→ PROBLEM DETAILS:
Lines with the string "Unclear" must each be copied from the listing.

PROVIDED DATA Block Start

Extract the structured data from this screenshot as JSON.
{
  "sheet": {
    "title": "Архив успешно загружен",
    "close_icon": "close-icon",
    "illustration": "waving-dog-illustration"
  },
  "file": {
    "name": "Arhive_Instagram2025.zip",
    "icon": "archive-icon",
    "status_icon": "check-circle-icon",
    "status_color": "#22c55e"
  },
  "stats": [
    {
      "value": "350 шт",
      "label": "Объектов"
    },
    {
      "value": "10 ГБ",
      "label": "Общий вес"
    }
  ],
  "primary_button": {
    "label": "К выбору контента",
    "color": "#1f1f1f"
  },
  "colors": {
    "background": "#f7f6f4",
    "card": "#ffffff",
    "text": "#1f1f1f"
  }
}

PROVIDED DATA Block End
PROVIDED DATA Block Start

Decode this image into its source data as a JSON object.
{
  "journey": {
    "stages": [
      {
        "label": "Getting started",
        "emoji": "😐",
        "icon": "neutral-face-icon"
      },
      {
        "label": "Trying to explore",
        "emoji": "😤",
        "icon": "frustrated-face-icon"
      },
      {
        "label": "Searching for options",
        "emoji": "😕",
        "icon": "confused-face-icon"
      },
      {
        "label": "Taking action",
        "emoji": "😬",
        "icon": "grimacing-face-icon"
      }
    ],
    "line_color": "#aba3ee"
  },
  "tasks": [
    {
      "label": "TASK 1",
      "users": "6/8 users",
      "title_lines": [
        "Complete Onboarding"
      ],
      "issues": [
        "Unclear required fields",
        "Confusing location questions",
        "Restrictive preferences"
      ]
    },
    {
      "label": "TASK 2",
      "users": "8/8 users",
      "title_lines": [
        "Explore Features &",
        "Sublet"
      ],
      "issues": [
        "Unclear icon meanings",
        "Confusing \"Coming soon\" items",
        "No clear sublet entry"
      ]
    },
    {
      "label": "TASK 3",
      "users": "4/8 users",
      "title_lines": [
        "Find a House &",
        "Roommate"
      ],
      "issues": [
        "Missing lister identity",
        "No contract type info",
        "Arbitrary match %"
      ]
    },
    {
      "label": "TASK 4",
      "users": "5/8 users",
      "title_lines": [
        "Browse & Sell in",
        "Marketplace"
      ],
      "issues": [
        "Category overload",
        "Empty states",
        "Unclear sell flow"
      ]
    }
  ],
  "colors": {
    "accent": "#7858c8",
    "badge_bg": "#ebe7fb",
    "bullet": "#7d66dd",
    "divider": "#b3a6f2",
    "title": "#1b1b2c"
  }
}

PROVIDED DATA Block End

→ RESPONSE BOX:
        "Unclear required fields",
        "Unclear icon meanings",
        "Unclear sell flow"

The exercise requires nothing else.